What the task requires
Count how many lines of the data include the string "shield", then say that number and stop.

** Supplied data follows **

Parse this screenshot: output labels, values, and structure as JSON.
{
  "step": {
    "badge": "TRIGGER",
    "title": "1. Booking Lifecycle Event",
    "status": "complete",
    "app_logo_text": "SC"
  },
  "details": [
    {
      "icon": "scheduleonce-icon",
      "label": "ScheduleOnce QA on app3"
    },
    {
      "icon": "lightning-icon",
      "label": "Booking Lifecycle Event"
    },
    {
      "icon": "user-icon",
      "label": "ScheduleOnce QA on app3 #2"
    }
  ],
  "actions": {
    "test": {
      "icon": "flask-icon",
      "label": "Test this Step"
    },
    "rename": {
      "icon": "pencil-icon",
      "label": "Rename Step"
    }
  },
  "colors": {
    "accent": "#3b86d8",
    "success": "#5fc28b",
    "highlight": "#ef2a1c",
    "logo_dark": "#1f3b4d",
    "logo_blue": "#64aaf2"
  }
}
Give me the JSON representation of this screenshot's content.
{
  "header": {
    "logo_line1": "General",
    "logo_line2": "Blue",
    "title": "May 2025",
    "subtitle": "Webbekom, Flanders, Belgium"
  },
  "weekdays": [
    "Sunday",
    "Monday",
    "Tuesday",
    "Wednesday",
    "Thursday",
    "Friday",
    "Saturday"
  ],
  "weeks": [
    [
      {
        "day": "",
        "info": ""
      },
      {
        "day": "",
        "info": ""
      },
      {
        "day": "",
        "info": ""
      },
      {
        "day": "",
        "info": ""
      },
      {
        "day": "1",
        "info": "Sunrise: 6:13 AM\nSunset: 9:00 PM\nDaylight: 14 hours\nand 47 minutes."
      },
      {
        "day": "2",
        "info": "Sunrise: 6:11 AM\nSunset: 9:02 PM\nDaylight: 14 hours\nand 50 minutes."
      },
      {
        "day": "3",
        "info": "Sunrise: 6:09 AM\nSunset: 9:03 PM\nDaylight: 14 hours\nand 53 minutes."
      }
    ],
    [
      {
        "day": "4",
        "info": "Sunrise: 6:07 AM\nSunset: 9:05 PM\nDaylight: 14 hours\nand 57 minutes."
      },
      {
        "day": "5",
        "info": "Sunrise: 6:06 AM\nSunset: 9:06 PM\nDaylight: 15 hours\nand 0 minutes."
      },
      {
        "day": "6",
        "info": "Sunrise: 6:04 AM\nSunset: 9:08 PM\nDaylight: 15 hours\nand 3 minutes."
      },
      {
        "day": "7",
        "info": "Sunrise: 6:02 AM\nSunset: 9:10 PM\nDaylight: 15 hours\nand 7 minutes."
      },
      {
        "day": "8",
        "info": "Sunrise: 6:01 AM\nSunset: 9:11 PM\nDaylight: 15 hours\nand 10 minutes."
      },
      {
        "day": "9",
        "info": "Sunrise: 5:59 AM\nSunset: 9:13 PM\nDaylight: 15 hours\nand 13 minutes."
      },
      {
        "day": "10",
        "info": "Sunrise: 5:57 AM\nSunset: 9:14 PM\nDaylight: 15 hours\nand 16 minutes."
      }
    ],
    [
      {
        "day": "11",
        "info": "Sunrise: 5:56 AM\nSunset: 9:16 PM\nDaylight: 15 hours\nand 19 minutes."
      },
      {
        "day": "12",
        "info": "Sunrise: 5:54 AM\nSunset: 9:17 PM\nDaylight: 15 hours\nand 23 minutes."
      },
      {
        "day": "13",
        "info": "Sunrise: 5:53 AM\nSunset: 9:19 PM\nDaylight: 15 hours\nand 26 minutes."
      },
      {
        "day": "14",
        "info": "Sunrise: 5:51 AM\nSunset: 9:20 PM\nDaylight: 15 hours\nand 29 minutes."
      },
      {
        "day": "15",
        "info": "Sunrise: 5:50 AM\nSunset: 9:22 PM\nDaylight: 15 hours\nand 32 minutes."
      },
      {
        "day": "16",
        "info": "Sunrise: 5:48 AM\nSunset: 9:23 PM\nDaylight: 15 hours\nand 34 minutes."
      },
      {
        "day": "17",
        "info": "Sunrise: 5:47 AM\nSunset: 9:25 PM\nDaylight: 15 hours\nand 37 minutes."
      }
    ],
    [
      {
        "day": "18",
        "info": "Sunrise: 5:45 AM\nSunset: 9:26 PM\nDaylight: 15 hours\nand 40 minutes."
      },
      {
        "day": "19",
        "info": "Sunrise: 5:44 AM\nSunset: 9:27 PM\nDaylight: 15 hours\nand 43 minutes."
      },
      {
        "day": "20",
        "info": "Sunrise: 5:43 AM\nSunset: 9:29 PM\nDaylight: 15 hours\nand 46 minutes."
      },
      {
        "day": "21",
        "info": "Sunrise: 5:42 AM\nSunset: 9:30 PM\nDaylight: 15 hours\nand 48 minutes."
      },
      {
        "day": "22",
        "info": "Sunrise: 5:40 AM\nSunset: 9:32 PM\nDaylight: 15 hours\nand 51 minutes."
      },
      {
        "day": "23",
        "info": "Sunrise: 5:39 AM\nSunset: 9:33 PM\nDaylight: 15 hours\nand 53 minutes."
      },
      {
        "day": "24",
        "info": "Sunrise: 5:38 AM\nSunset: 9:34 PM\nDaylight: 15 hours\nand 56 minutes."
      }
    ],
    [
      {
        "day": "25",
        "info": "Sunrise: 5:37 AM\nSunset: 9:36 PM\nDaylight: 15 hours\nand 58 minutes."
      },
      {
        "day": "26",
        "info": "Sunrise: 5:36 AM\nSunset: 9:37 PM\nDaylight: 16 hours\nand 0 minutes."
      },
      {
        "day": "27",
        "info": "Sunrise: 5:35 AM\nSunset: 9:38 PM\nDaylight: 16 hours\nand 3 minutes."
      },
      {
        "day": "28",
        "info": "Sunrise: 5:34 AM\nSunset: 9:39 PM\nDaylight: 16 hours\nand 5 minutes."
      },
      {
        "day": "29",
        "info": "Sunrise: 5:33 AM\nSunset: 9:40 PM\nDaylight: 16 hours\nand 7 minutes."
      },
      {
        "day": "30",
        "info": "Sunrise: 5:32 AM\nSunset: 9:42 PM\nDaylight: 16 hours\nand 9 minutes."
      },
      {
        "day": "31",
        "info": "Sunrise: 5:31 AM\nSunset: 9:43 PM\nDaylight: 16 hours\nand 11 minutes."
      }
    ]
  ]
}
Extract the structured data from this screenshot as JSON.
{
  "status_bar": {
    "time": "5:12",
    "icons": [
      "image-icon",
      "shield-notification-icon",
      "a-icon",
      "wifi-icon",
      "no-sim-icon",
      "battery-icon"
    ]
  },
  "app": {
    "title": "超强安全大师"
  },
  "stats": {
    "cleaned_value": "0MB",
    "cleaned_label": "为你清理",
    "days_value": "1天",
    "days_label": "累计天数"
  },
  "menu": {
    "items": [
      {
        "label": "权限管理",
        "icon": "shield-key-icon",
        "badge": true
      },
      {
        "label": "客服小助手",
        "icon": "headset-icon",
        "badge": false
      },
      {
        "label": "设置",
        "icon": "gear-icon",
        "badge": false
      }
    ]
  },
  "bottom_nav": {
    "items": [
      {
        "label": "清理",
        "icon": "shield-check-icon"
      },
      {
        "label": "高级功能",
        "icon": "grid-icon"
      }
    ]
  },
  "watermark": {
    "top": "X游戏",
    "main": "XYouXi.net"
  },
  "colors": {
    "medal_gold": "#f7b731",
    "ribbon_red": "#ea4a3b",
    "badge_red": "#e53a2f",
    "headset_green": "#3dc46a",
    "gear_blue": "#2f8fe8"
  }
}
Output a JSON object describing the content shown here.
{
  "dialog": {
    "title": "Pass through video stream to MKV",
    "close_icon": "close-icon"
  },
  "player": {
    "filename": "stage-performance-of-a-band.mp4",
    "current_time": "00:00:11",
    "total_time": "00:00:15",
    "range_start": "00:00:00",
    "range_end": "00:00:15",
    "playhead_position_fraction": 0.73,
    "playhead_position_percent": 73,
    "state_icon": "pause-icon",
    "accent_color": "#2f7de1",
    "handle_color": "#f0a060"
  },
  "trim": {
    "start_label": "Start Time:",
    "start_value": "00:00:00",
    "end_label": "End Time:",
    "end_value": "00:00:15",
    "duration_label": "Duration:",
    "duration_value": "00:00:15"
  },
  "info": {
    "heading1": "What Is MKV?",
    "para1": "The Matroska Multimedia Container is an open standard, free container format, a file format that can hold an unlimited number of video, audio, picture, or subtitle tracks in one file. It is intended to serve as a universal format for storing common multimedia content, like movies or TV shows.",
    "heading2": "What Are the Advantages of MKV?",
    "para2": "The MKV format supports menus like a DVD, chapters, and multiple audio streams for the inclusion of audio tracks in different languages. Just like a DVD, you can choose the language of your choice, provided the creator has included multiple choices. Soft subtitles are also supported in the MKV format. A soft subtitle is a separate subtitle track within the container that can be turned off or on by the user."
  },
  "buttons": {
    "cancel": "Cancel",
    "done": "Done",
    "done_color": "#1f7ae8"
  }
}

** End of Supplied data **

Reply to the task
3